This version also includes the animated cutscenes, which first appeared in the PS1 version. They look a bit low res, but they're really cool. They actually look like an Akira Toriyama anime, unlike the old Chrono Trigger OVA. You can also unlock galleries with all the anime, music, art, and endings you've unlocked after you beat the game.

This PC version had the potential to be the new definitive version, but sadly, it's pretty far from that. The 2 main issues with this port are the graphics and the frequent crashes. This version is in 16:9, but it only fills the screen when there is existing art to fill the screen with.
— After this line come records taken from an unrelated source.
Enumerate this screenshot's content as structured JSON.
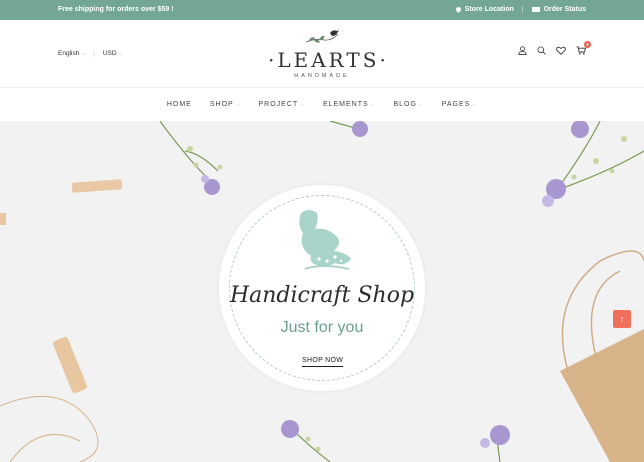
{
  "topbar": {
    "promo": "Free shipping for orders over $59 !",
    "store_location": "Store Location",
    "order_status": "Order Status",
    "bg_color": "#73a695"
  },
  "header": {
    "language": "English",
    "currency": "USD",
    "logo_name": "LEARTS",
    "logo_sub": "HANDMADE",
    "cart_count": "0",
    "icons": [
      "user-icon",
      "search-icon",
      "heart-icon",
      "cart-icon"
    ]
  },
  "nav": {
    "items": [
      {
        "label": "HOME"
      },
      {
        "label": "SHOP"
      },
      {
        "label": "PROJECT"
      },
      {
        "label": "ELEMENTS"
      },
      {
        "label": "BLOG"
      },
      {
        "label": "PAGES"
      }
    ]
  },
  "hero": {
    "script_title": "Handicraft Shop",
    "tagline": "Just for you",
    "cta_label": "SHOP NOW",
    "accent_color": "#6aa08e",
    "bird_color": "#a9d4c9"
  },
  "scroll_top": {
    "icon": "arrow-up-icon",
    "color": "#f0705d"
  }
}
For example, towns and the overworld use adjacent areas to fill the screen, while areas that were small to begin with, like the inside of houses, are surrounded by even more black emptiness. That's all well and good, but the art is sometimes cropped vertically and always stretched horizontally, like it's on a CRT, so all the characters look wider and all the circles look like ovals, which is very noticeable in a game where you're constantly going through circular portals to travel through time and half of your magic spells are scaling multicolored circles. The overworld graphics are both squished vertically and stretched horizontally. The framerate frequently stutters and skips frames, especially in the stitched together widescreen areas. This version also has big problems with mouse support. The game frequently crashes if you move the mouse during the anime cutscene that plays when you launch the game, the mouse cursor is always visible, even when using a controller, so you have to keep moving it to the right edge of the screen to hide it, and the game randomly crashes when you right click on the mouse during gameplay. This is kind of a big problem to have for a PC game. The game also randomly crashes if you try to play it while extending your desktop to a 2nd monitor.
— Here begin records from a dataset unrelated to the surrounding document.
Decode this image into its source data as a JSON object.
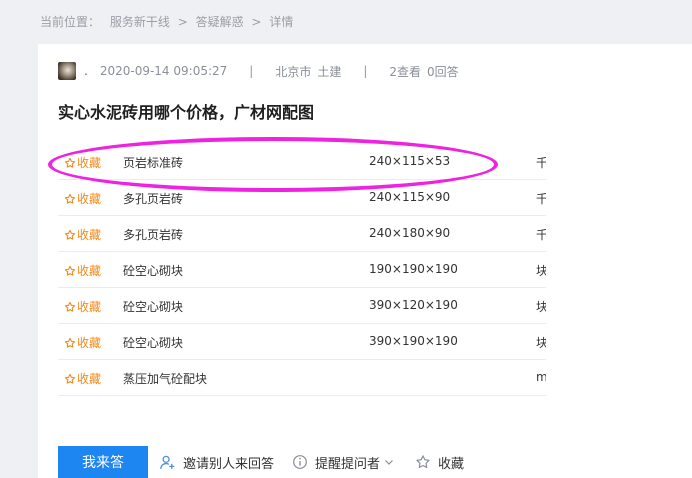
{
  "breadcrumb": {
    "label": "当前位置：",
    "items": [
      "服务新干线",
      "答疑解惑",
      "详情"
    ],
    "sep": ">"
  },
  "question": {
    "user": ".",
    "datetime": "2020-09-14 09:05:27",
    "location": "北京市",
    "category": "土建",
    "views": "2查看",
    "answers": "0回答",
    "title": "实心水泥砖用哪个价格，广材网配图"
  },
  "table": {
    "fav_label": "收藏",
    "rows": [
      {
        "name": "页岩标准砖",
        "spec": "240×115×53",
        "extra": "千"
      },
      {
        "name": "多孔页岩砖",
        "spec": "240×115×90",
        "extra": "千"
      },
      {
        "name": "多孔页岩砖",
        "spec": "240×180×90",
        "extra": "千"
      },
      {
        "name": "砼空心砌块",
        "spec": "190×190×190",
        "extra": "块"
      },
      {
        "name": "砼空心砌块",
        "spec": "390×120×190",
        "extra": "块"
      },
      {
        "name": "砼空心砌块",
        "spec": "390×190×190",
        "extra": "块"
      },
      {
        "name": "蒸压加气砼配块",
        "spec": "",
        "extra": "m"
      }
    ]
  },
  "actions": {
    "answer": "我来答",
    "invite": "邀请别人来回答",
    "remind": "提醒提问者",
    "collect": "收藏"
  },
  "colors": {
    "accent": "#1d86f0",
    "favorite": "#f38a1d",
    "highlight": "#ee22e0"
  }
}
The actual sprites in Chrono Trigger still look great, though. This is one of the best looking games on SNES. Akira Toriyama's art style looks great in both the characters and the environments. The dome cities, mountains, dinosaurs, machine and robot designs, Garlic Jr looking monsters, the hair. It's all here. I don't think even DQVI depicted Toriyama's style as well as CT. All your party members have exaggerated expressions, cute victory poses, and unique walking animations, which add yet another layer to their personalities and let you know how they're feeling without even reading their dialogue. CT is a beautiful looking game all around.

This game has one of my favorite soundtracks of all time. Yasunori Mitsuda famously worked himself into the hospital while working on this soundtrack, and Nobuo Uematsu stepped in to finish it. Each Era has its own songs, and they all fit perfectly with the look and theme of each one. The music of 65,000,000 BC sounds like jungle conga drum music, Zeal's theme is like some kind of new age meditation music, and the music of 2300 AD is more like a slow pulsing wave of sound with a few scattered piano keys than actual music. Half of your party members also get their own themes. Robo's sounds weirdly familiar.

This is a pretty bad port of an amazing game. Sadly, we don't have a lot of great options for playing this game on modern platforms outside of emulation. The DS version is probably the best version, but it's slowly but surely going up in price. You can't buy Wii VC games anymore, the PlayStation Classics version has super long and annoying load times, even on PS3, and the mobile versions are worse looking versions of this one. If you can overlook the problems with this version; though, this is still one of the best RPGs ever made.